This project has been limited by construction cost and craftsmanship since the very beginning. Both the client and we agreed that we should design according to the existing site condition. Therefore, it has created a vitality of “rough” in the building and space, which contrasts with the Buddha statue’s exquisiteness.
The exterior of the building and the Buddha statue exhibition hall (most of the spaces such as ceilings, walls, etc.) use texture paint. However, there is no suitable supplier for this texture paint in the local area. The client, the contractor, and we conducted repeated trials and proofing on the site to achieve the final effect. Finally, all the unique textures of the outdoor and indoor walls were hand-painted by the workers.
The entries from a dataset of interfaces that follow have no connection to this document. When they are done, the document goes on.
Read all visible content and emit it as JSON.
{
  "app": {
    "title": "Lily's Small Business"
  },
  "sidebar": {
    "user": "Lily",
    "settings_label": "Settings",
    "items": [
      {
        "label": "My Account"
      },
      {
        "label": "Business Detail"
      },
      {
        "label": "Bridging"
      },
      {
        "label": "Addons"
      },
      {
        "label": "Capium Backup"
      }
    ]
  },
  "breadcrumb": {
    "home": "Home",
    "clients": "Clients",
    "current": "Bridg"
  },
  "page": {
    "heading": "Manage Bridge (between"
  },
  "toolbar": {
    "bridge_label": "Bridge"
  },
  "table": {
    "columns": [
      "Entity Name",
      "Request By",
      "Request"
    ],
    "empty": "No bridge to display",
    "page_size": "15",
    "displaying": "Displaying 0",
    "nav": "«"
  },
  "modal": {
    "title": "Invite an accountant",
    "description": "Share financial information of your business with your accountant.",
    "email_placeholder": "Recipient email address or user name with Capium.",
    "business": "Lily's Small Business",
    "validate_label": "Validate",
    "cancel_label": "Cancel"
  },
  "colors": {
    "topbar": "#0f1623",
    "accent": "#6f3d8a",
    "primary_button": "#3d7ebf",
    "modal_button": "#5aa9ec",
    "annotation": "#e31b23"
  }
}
The finished texture effect makes the three buildings, which had different facade languages, regain remarkable integrity and recognition. Unfortunately, the exhibition hall was original with the same ceiling, floor, and wall, which can make the light and Buddha statues in the space more prominent. Due to construction time issues, the floor was changed into a dark gray emery floor similar to the office area.
Besides, due to the complex urban contexts, after the completion of the building, we found many interesting “accidents”: the original austere meeting room turned pink under the reflection of the red building outside the window; the simple gray window frames looked like purple under the influence of the outside environment. The client eventually decided to keep all these “accidents”; he believes this is also an interpretation of the meaning of “Elysium.”
The Field Plans
The Field Image Gallery
TEAM_BLDG was founded in 2012 by Xiao Lei and Wang Jun. The two founders of the studio consider that the word “BLDG” is a verb that reveals architecture’s meaning. Therefore they are interested in the construction process, and they focus on the “atmosphere” of the space.
Works from TEAM_BLDG